“At the end of the day there has got to be some kind of hybrid plan,” Yee said, “where we will give local districts some of that control over the money and the responsibility. But at the state level we have to have enough guidelines. It is important to recognize that foster youth have unique issues and need specific programs.”
To achieve this “hybrid” of local control coupled with accountability for foster youths’ educational outcomes, school districts and COEs must first track the youth in their systems by linking child welfare and education data. The Stuart Foundation has poured hundreds of thousands of dollars into just such an effort and will be releasing results in August.
In addition, the passage of the federal Uninterrupted Scholars Act, which amends the Family Educational Rights and Privacy Act to give child welfare administrations access to foster student records, will streamline the process even further.
With those data linkages, districts, COEs and the California Department of Education will be able to track foster youth as a subgroup when calculating a school’s Academic Performance Index score. API scores can then be used to measure a given district’s overall success in improving educational outcomes for foster youth. When improvements fail to materialize sanctions can be imposed.
Finally, the new funding formulas must actually include foster youth. In either the Governor’s plan or SB 69 this would cost roughly $100 million in additional supplemental grants for California’s 42,000 school-aged foster youth. This could easily be paid for by eliminating the unevenly administered $855 million TIIG and the $491 million Home-to-School Visiting Program, as recommended by the California Legislative Analyst’s Office.
Under the Governor’s plan, concentration grants kick in for districts with 50 percent or more disadvantaged students. This threshold could be increased, freeing up money to both pad the base rate and meaningfully count foster youth.
The Senate plan would raise the base rate for all districts. This is achieved by eliminating the concentration grants. Under SB 69, supplemental grants would have to go up significantly for all at-risk groups, and separately count foster youth. Even in such a scheme, all district base rates could go up.
So, for all the talk of battles between the governor and the legislature, there seems to be an elegant solution that embodies the thrust of the overall reform by putting the most vulnerable students – those in foster care – first.
Now all we need is somebody like Mike Jones to come along and tell our leaders what he has told hundreds of foster youth for years now.
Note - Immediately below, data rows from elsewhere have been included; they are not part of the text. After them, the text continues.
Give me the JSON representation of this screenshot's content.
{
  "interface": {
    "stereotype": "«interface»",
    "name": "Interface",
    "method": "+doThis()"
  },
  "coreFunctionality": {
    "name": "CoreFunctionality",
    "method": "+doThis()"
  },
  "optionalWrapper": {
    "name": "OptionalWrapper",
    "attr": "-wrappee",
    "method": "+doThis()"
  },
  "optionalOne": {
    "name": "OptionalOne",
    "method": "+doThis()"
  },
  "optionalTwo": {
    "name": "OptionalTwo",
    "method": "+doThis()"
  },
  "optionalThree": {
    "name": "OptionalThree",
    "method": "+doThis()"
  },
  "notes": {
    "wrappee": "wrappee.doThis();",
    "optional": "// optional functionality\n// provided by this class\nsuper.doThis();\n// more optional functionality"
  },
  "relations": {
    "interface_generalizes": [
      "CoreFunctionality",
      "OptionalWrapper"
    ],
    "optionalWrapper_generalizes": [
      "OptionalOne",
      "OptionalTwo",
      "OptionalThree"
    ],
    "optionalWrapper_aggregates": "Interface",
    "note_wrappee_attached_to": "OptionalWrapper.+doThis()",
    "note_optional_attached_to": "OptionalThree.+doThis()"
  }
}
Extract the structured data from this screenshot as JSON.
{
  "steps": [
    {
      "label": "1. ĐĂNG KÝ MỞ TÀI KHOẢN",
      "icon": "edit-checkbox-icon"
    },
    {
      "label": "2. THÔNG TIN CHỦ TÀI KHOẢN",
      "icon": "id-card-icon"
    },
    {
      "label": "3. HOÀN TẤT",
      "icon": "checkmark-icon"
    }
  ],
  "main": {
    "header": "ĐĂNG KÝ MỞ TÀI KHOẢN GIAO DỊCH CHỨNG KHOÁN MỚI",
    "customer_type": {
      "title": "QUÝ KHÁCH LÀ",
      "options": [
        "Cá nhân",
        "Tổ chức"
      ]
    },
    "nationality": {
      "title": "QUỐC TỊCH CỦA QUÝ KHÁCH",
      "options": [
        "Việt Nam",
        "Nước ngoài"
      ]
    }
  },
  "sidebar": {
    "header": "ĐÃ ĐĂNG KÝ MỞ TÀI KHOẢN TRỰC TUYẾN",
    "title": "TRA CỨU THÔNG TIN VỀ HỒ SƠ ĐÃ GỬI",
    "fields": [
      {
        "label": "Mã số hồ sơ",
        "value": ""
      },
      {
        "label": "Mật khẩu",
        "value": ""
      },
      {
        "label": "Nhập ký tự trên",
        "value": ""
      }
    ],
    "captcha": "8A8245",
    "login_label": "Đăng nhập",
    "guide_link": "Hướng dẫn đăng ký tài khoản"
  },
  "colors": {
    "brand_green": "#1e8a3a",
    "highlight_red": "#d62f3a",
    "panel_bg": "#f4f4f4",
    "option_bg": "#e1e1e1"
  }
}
That even if things look rough today, they have to stay the course, work hard and in so doing will have a chance to leave a lasting positive impact on the lives of others.
Daniel Heimpel is the Publisher of the Chronicle of Social Change and the Founder of Fostering Media Connections.